Start of TASK MATERIAL

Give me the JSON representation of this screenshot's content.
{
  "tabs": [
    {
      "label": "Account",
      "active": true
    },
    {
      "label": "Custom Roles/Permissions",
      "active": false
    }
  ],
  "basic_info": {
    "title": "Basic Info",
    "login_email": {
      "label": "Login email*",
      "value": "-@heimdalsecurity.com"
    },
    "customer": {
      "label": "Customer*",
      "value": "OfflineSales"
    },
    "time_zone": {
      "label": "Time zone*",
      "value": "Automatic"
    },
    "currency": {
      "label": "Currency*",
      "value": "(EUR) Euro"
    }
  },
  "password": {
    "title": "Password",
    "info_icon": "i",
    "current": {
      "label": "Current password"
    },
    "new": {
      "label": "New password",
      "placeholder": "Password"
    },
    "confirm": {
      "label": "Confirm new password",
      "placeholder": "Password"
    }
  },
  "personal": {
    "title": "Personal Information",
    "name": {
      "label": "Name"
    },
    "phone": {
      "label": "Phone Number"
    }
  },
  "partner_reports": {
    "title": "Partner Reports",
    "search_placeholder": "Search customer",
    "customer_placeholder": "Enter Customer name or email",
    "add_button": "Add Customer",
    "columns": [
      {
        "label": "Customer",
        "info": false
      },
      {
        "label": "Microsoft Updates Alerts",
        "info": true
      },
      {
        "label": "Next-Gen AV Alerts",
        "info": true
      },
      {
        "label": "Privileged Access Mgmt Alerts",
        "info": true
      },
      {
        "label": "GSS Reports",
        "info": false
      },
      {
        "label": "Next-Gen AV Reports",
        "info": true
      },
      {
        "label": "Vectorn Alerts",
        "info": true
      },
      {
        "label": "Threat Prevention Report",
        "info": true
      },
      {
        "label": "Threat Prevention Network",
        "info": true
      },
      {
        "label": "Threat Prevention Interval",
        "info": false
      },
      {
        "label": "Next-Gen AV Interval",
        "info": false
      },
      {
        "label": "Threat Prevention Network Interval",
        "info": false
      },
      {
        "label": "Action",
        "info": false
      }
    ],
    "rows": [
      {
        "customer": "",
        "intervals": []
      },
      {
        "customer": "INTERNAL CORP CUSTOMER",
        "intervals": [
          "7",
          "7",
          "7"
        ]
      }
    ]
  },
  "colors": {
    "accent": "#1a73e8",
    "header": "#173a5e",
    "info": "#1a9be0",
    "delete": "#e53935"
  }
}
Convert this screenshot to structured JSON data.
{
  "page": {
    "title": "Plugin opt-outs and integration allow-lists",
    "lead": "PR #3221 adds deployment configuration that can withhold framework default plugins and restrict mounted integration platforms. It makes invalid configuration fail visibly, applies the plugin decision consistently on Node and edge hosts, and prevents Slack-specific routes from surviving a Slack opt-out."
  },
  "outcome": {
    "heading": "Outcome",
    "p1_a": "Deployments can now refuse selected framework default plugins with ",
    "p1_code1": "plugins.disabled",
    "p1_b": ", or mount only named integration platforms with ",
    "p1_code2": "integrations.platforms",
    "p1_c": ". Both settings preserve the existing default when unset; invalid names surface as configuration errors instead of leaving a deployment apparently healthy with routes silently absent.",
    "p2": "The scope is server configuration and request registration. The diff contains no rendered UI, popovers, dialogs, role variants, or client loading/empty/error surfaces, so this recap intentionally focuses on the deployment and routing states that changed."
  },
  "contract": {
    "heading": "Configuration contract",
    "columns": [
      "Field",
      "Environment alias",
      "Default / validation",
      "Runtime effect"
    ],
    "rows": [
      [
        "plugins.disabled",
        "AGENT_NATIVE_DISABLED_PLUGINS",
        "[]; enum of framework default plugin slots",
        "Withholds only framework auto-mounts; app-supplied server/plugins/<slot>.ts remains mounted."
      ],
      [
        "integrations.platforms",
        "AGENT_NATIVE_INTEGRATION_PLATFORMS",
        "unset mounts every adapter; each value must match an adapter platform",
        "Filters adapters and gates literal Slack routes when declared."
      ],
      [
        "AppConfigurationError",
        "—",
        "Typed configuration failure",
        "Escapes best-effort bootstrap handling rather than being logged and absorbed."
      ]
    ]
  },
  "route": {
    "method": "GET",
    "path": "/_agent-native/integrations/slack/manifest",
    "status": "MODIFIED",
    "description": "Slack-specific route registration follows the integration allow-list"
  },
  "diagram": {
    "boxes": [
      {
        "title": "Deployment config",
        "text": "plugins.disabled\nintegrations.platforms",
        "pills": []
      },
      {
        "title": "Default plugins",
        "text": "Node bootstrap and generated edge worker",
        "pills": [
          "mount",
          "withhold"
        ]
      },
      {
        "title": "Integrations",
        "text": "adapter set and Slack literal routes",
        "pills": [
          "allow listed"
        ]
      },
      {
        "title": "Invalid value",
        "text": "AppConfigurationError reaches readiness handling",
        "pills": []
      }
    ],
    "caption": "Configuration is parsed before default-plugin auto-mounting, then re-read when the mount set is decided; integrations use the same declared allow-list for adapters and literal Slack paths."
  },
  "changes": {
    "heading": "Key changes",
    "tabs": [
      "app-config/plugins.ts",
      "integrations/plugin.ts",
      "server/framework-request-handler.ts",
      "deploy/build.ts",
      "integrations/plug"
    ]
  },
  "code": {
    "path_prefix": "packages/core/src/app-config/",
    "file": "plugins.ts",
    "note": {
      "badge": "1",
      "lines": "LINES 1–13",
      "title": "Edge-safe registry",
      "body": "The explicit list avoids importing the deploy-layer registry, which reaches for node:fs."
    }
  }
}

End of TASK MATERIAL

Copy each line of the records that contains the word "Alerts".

OUTPUT OF THE EXERCISE:
        "label": "Microsoft Updates Alerts",
        "label": "Next-Gen AV Alerts",
        "label": "Privileged Access Mgmt Alerts",
        "label": "Vectorn Alerts",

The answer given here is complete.